The word עֶ֫צֶב (generally translated “pain”) occurs only 7 times in the whole of Scripture, making it fairly easy to pin down its meaning based on context. It is sometimes translated “sorrow” or “grief.” The passages, for the sake of reference, are: Genesis 3:16; Psalm 127:2 (in the plural form); Proverbs 5:10; 10:22; 14:23; 15:1; and Jeremiah 22:28.
As these passages are all poetic, it seems that this term is one principally devoted to poetic language, so some variety is to be expected in its usage and semantic range. In the Jeremiah passage, most translations yield “idol” rather than anything related directly to grief, sorrow, or heartache… but it might be argued that the worship of idols is a cause of such emotions for HaShem.
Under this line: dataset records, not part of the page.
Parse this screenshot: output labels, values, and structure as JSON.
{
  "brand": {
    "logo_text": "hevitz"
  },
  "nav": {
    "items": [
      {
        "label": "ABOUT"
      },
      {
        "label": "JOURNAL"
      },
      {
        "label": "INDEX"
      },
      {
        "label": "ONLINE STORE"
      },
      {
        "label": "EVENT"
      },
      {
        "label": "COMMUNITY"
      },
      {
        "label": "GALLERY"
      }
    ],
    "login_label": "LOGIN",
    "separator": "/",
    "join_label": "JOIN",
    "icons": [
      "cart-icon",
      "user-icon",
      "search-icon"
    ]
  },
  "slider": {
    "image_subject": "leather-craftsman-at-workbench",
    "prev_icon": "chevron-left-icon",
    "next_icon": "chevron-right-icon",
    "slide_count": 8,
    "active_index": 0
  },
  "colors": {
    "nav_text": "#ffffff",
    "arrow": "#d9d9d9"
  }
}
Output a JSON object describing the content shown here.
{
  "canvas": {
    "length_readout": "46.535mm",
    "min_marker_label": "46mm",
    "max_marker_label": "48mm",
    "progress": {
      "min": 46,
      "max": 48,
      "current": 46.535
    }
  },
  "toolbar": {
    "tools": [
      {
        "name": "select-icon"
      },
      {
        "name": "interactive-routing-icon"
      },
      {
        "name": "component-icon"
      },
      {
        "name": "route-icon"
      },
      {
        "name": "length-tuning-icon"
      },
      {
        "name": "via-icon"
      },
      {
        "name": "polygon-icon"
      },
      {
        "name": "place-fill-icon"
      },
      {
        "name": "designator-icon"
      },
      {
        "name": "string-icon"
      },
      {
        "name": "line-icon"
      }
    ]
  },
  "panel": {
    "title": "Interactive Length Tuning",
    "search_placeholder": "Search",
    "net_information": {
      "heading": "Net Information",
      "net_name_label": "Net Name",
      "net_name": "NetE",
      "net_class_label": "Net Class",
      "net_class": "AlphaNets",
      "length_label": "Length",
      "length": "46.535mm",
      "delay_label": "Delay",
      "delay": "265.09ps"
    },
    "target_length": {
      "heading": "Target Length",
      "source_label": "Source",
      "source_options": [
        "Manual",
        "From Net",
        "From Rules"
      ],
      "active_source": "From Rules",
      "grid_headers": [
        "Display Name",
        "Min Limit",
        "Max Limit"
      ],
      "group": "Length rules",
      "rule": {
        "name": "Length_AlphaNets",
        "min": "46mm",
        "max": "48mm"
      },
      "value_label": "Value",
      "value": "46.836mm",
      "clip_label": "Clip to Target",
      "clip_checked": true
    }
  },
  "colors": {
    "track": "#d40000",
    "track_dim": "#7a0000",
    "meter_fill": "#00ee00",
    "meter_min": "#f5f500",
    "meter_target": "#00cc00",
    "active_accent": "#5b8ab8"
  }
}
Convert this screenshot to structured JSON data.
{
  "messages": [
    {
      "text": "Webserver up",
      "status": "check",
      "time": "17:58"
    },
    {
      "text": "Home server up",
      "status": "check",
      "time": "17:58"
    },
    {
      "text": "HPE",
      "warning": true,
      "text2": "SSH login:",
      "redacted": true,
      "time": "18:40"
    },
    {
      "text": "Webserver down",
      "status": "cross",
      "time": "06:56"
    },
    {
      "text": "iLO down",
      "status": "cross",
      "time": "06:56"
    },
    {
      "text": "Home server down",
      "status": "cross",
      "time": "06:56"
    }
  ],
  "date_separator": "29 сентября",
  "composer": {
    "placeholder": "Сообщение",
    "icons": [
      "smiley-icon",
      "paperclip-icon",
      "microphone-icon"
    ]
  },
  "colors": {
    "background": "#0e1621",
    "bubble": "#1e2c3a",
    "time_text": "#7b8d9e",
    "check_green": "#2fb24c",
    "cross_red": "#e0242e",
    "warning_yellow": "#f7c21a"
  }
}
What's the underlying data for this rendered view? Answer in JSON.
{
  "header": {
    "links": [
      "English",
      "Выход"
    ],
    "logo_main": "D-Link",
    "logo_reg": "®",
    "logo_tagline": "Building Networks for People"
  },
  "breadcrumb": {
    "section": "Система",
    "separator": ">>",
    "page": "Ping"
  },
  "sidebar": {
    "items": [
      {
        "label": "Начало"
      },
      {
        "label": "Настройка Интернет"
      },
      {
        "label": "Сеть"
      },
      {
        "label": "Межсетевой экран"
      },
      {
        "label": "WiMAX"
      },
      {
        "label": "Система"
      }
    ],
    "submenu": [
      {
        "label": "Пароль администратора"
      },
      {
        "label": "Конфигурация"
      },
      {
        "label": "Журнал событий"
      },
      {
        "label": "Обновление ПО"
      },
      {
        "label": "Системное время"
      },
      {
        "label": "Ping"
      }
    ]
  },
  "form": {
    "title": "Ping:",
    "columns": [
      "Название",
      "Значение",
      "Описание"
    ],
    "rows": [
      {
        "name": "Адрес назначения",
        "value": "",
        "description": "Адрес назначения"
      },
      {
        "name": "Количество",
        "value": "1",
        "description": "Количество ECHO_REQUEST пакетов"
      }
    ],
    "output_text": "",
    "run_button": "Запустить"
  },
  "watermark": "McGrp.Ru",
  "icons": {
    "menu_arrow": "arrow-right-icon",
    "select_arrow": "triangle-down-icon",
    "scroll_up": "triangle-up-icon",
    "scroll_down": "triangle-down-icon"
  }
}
The word “pain” in Genesis 3:16 “And I will greatly increase your pain in child-rearing” is עֶ֫צֶב (‘étzev) in Hebrew… which means “emotional travail; heartache.” I think what it is really focused on is that parenting sometimes hurts.
There is no greater sorrow than that of a mother grieving for her deceased child. As the protoeuangelion (first iteration of the Gospel) precedes Genesis 3:16 by only 1 verse… it is possible that this verse is likewise prophetic, looking ahead to the grieving mother of Yeshua after the Execution Stake.
Parents suffer for and with their children throughout their lives. The concern and empathy they feel does not end when their children grow up and leave home. The responsibilities may change and end, but the love never does.
image information: “tear face” by e5ther (deviantart)